LYMEPOLICYWONK: Dr. Fallon’s Suggestions for Future Guidelines.
A recent article by Dr. Fallon and colleagues reviews the findings of the four clinical trials and accurately lays out the state of the science in chronic Lyme research. This is important because future research needs and policy decisions are determined by the state of the science. If there is definitive science that tells us whether treatment for chronic Lyme works, there is no need for additional science and guidelines may justifiably take a hard line on treatment options. Otherwise, we are dealing with science in the making, more studies are needed, and treatment guidelines should be more flexible.
One of the most frustrating things to me in Lyme disease is the way the IDSA commonly overstates the state of science, saying that the science on chronic Lyme disease is an open and shut case—that we don’t need any further research, that “definitive” studies have proven that treatment for Lyme disease is not effective, period, end of story. Overstating the science like this has devastating consequences for patients because it closes the doors on future research and leaves patients without treatment options.
Scientists usually are careful not to overstate or exaggerate the state of the science. This issue has risen to the level of an ethical principle with some scientific organizations. For example, the American Chemical Society states: “Public comments on scientific matters should be made with care and accuracy, without unsubstantiated, exaggerated, or premature statements.” (Moghissi et al. 2010). But in Lyme disease, the difference between the findings of the study (which reflect the science) and the conclusions (which include opinion) are often miles apart, reflecting strong viewpoints and controversy.
Dr. Fallon has done a real service by going through the four studies one-by-one and describing the state of the science. And looking at the NIH trials, we must recognize that some studies have shown improvement while others have not. These conflicting results reflect the emerging state of the science. He says we can’t assume that repeated antibiotic treatment of Lyme disease is ineffective; nor can we assume that it is robustly effective. We, can, however, assume that approximately 60% of those with fatigue improve with repeated treatment.

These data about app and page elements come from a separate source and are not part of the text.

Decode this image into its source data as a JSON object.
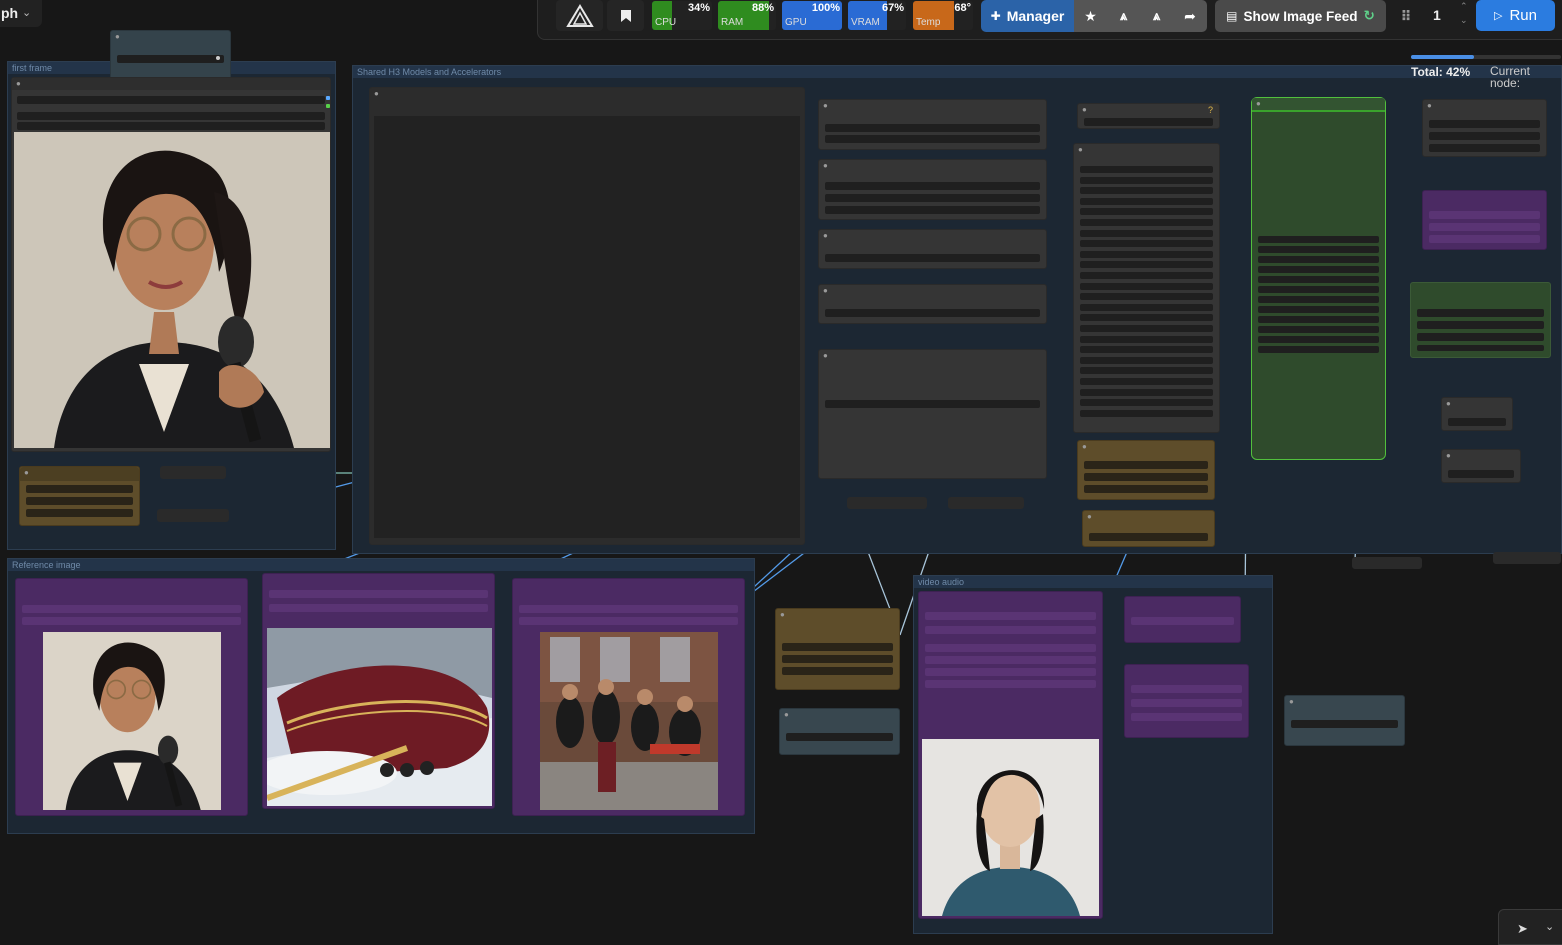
{
  "topbar": {
    "workflow_tab": "ph",
    "stats": [
      {
        "label": "CPU",
        "value": "34%",
        "color": "#2f8c1f",
        "fraction": 0.34
      },
      {
        "label": "RAM",
        "value": "88%",
        "color": "#2f8c1f",
        "fraction": 0.88
      },
      {
        "label": "GPU",
        "value": "100%",
        "color": "#2a6bd4",
        "fraction": 1.0
      },
      {
        "label": "VRAM",
        "value": "67%",
        "color": "#2a6bd4",
        "fraction": 0.67
      },
      {
        "label": "Temp",
        "value": "68°",
        "color": "#c8681a",
        "fraction": 0.68
      }
    ],
    "manager_label": "Manager",
    "image_feed_label": "Show Image Feed",
    "queue_count": "1",
    "run_label": "Run",
    "progress": {
      "total_label": "Total: 42%",
      "total_fraction": 0.42,
      "current_label": "Current node:"
    }
  },
  "groups": {
    "first_frame": "first frame",
    "shared_models": "Shared H3 Models and Accelerators",
    "reference_image": "Reference image",
    "video_audio": "video audio"
  },
  "colors": {
    "canvas": "#171717",
    "group": "#1c2733",
    "node": "#353535",
    "purple_node": "#4b2a63",
    "brown_node": "#5e4d2a",
    "green_node": "#2f4b2c",
    "accent_blue": "#2b7ce0",
    "link_blue": "#5aa9ff"
  },
  "icons": [
    "comfy-logo-icon",
    "bookmark-icon",
    "puzzle-icon",
    "star-icon",
    "cluster-icon",
    "share-icon",
    "image-feed-icon",
    "drag-handle-icon",
    "play-icon",
    "pointer-icon",
    "chevron-down-icon"
  ]
}
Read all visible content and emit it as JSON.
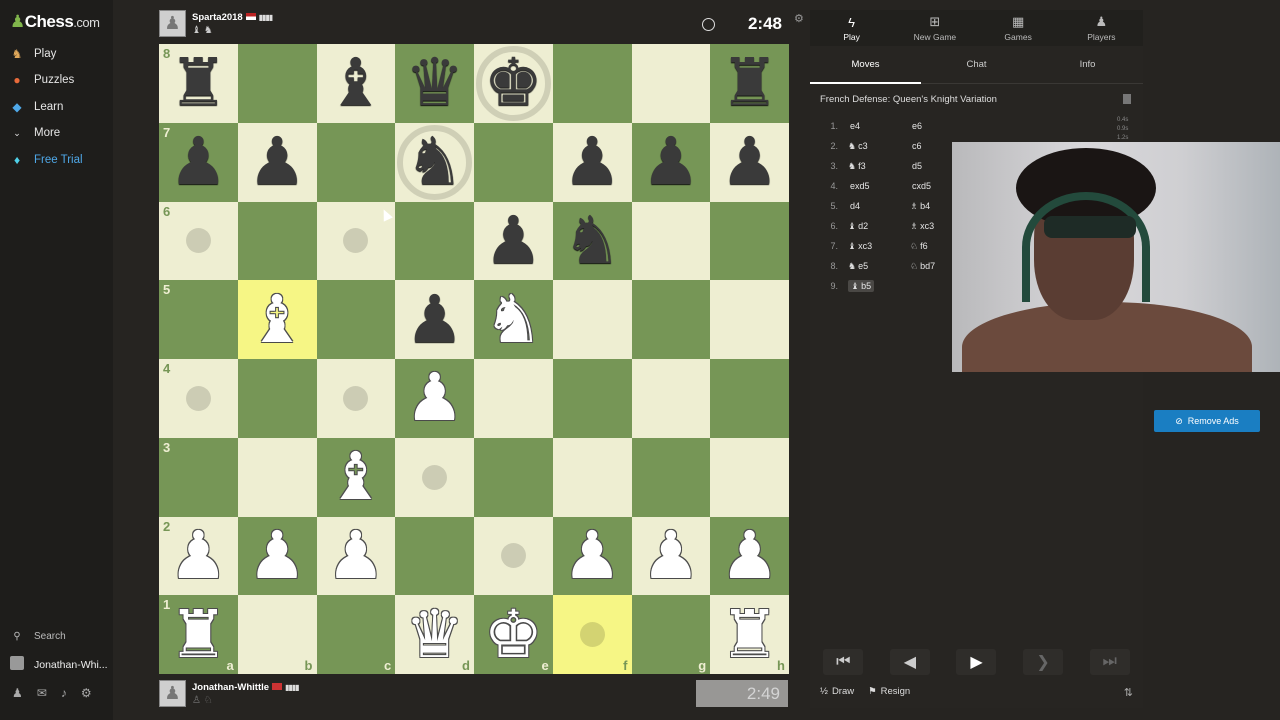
{
  "sidebar": {
    "logo_main": "Chess",
    "logo_suffix": ".com",
    "items": [
      {
        "label": "Play",
        "icon": "play-icon"
      },
      {
        "label": "Puzzles",
        "icon": "puzzle-icon"
      },
      {
        "label": "Learn",
        "icon": "learn-icon"
      },
      {
        "label": "More",
        "icon": "chevron-down-icon"
      },
      {
        "label": "Free Trial",
        "icon": "diamond-icon"
      }
    ],
    "search_label": "Search",
    "user_label": "Jonathan-Whi..."
  },
  "top_player": {
    "name": "Sparta2018",
    "clock": "2:48",
    "captured": "♝ ♞"
  },
  "bottom_player": {
    "name": "Jonathan-Whittle",
    "clock": "2:49"
  },
  "board": {
    "ranks": [
      "8",
      "7",
      "6",
      "5",
      "4",
      "3",
      "2",
      "1"
    ],
    "files": [
      "a",
      "b",
      "c",
      "d",
      "e",
      "f",
      "g",
      "h"
    ],
    "position": [
      [
        "bR",
        "",
        "bB",
        "bQ",
        "bK",
        "",
        "",
        "bR"
      ],
      [
        "bP",
        "bP",
        "",
        "bN",
        "",
        "bP",
        "bP",
        "bP"
      ],
      [
        "",
        "",
        "",
        "",
        "bP",
        "bN",
        "",
        ""
      ],
      [
        "",
        "wB",
        "",
        "bP",
        "wN",
        "",
        "",
        ""
      ],
      [
        "",
        "",
        "",
        "wP",
        "",
        "",
        "",
        ""
      ],
      [
        "",
        "",
        "wB",
        "",
        "",
        "",
        "",
        ""
      ],
      [
        "wP",
        "wP",
        "wP",
        "",
        "",
        "wP",
        "wP",
        "wP"
      ],
      [
        "wR",
        "",
        "",
        "wQ",
        "wK",
        "",
        "",
        "wR"
      ]
    ],
    "highlights": [
      "b5",
      "f1"
    ],
    "move_dots": [
      "a6",
      "c6",
      "a4",
      "c4",
      "d3",
      "e2",
      "f1"
    ],
    "rings": [
      "e8",
      "d7"
    ]
  },
  "panel": {
    "tabs": [
      {
        "label": "Play",
        "icon": "lightning-icon"
      },
      {
        "label": "New Game",
        "icon": "plus-square-icon"
      },
      {
        "label": "Games",
        "icon": "board-icon"
      },
      {
        "label": "Players",
        "icon": "players-icon"
      }
    ],
    "subtabs": [
      "Moves",
      "Chat",
      "Info"
    ],
    "opening": "French Defense: Queen's Knight Variation",
    "moves": [
      {
        "n": "1.",
        "w": "e4",
        "wi": "",
        "b": "e6",
        "bi": ""
      },
      {
        "n": "2.",
        "w": "c3",
        "wi": "♞",
        "b": "c6",
        "bi": ""
      },
      {
        "n": "3.",
        "w": "f3",
        "wi": "♞",
        "b": "d5",
        "bi": ""
      },
      {
        "n": "4.",
        "w": "exd5",
        "wi": "",
        "b": "cxd5",
        "bi": ""
      },
      {
        "n": "5.",
        "w": "d4",
        "wi": "",
        "b": "b4",
        "bi": "♗"
      },
      {
        "n": "6.",
        "w": "d2",
        "wi": "♝",
        "b": "xc3",
        "bi": "♗"
      },
      {
        "n": "7.",
        "w": "xc3",
        "wi": "♝",
        "b": "f6",
        "bi": "♘"
      },
      {
        "n": "8.",
        "w": "e5",
        "wi": "♞",
        "b": "bd7",
        "bi": "♘"
      },
      {
        "n": "9.",
        "w": "b5",
        "wi": "♝",
        "b": "",
        "bi": ""
      }
    ],
    "move_times": [
      "0.4s",
      "0.9s",
      "1.2s"
    ],
    "draw_label": "Draw",
    "resign_label": "Resign",
    "draw_icon": "½"
  },
  "ads": {
    "remove_label": "Remove Ads"
  }
}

We know this because this finding was confirmed in both the Krupp study and the Fallon study.
Finally, he notes that in translating the findings of the NIH trials to recommendations, we need to recognize that whether the benefits of treatment outweigh the risks associated with treatment depends on the individual circumstances of the patient. He suggests guideline text developers consider this type of a recommendation regarding the use of IV ceftriaxone (Rocephin):
IV ceftriaxone therapy is moderately efficacious for patients with chronic (>6 months) subjective fatigue after recommended antibiotic treatment regimens, but the risk associated with IV antibiotic therapy requires careful discussion with the patient of the cost benefit ratio. Sustained improvement from IV ceftriaxone therapy for other PTLDS symptoms such as physical dysfunction and pain is uncertain, with positive results suggested by one study but not by other studies.
This is essentially a recognition that when science is uncertain and the risk/benefit analysis involves trade-offs or close calls, clinical judgment and patient values matter. Sounds like the most often cited definition of evidence-based medicine by Dr. Sackett: “Evidence-based medicine is the integration of best research evidence with clinical expertise and patient values.”
Fallon BA, Petkova E, Keilp J, Britton C. A reappraisal of the U.S. clinical trials of Post-Treatment Lyme Disease Syndrome. Open Neurology Journal. 2012;6(Supp. 1-M2):79-87. Available at http://benthamscience.com/open/toneuj/articles/V006/SI0078TONEUJ/79TONEUJ.pdf
Klempner M, Hu L, Evans J, Schmid C, Johnson G, Trevino R, et al. Two controlled trials of antibiotic treatment in patients with persistent symptoms and a history of Lyme disease. The New England Journal of Medicine. 2001 Jul 12;345(2):85-92.
Krupp LB, Hyman LG, Grimson R, Coyle PK, Melville P, Ahnn S, et al. Study and treatment of post Lyme disease (STOP-LD): a randomized double masked clinical trial. Neurology. 2003 Jun 24;60(12):1923-30.
Fallon BA. Lyme borreliosis: Neuropsychiatric aspects and neuropathology. Psychiatric Annals. 2006;36(2):120-28.
Sackett D et al. Evidence-Based Medicine: How to Practice and Teach EBM (2000)